"I hope, in some small way, the paper will be a reflection of my news judgment, intuition and, if you will, my passion for news," Lelyveld said. "When you consider the kind of work we do here, half the time you don't know what you think about things. I can tell you this ? I do not see the paper as a personal instrument to reflect my views and ideas."
Before becoming executive editor, Lelyveld served as the Times' managing editor, foreign editor and staff writer and columnist for the New York Times Magazine. He was a Times correspondent in London, New Delhi, Hong Kong and Washington and was twice the Times' correspondent in South Africa.
His book on South Africa, Move Your Shadow, won a Pulitzer Prize in 1986. He also won awards from the Overseas Press Club and the Sidney Hillman Foundation. Other honors were two George Polk Memorial Awards and a Guggenheim Fellowship.
Lelyveld is married and has two daughters. He is mostly a soft-spoken man of slight build who has been an eyewitness and reporter at many historic and sweeping events of the 20th century.
His eyes, serious and penetrating, show it.
"Your real struggle here is to try to stay on top of stories. My job is to stoke the engine and keep the thing charging forward," he said, and dashed off to a meeting.
?("In every case, we have tried to expand our coverage, to get more ambitious, to cover a wider area more intensively.
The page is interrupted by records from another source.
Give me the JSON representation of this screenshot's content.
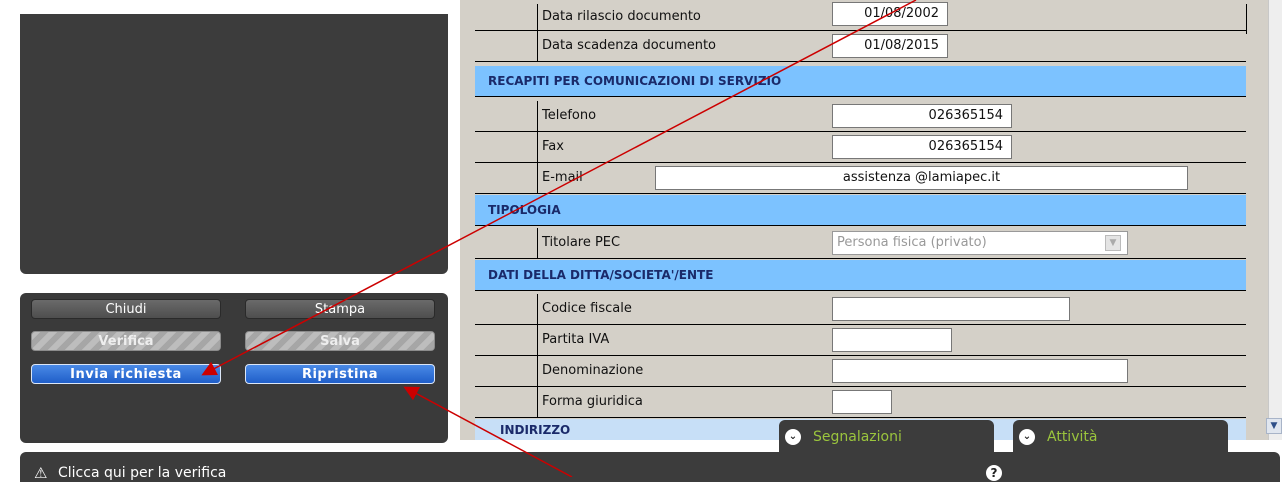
{
  "buttons": {
    "close": "Chiudi",
    "print": "Stampa",
    "verify": "Verifica",
    "save": "Salva",
    "send": "Invia richiesta",
    "reset": "Ripristina"
  },
  "form": {
    "doc_issue_label": "Data rilascio documento",
    "doc_issue_value": "01/08/2002",
    "doc_expiry_label": "Data scadenza documento",
    "doc_expiry_value": "01/08/2015",
    "contacts_header": "RECAPITI PER COMUNICAZIONI DI SERVIZIO",
    "phone_label": "Telefono",
    "phone_value": "026365154",
    "fax_label": "Fax",
    "fax_value": "026365154",
    "email_label": "E-mail",
    "email_value": "assistenza @lamiapec.it",
    "typology_header": "TIPOLOGIA",
    "holder_label": "Titolare PEC",
    "holder_value": "Persona fisica (privato)",
    "company_header": "DATI DELLA DITTA/SOCIETA'/ENTE",
    "tax_code_label": "Codice fiscale",
    "vat_label": "Partita IVA",
    "name_label": "Denominazione",
    "legal_form_label": "Forma giuridica",
    "address_header": "INDIRIZZO"
  },
  "tabs": {
    "reports": "Segnalazioni",
    "activities": "Attività"
  },
  "status_bar": {
    "hint": "Clicca qui per la verifica",
    "help": "?"
  },
  "icons": {
    "warning": "warning-icon",
    "help": "help-icon",
    "tab": "pin-icon"
  },
  "colors": {
    "section_header": "#7cc2ff",
    "form_bg": "#d4d0c8",
    "panel_dark": "#3c3c3c",
    "primary_button": "#2b6bd6",
    "tab_text": "#9bc53d",
    "annotation_arrow": "#cc0000"
  }
}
It didn't change for the sake of change, but change with substantive goals.") [Caption]
?(-Joseph Lelyveld, excutive editor, New York Times) [Caption]
By: Joe Deitch A little more than a year into his editorship, Joseph Lelyveld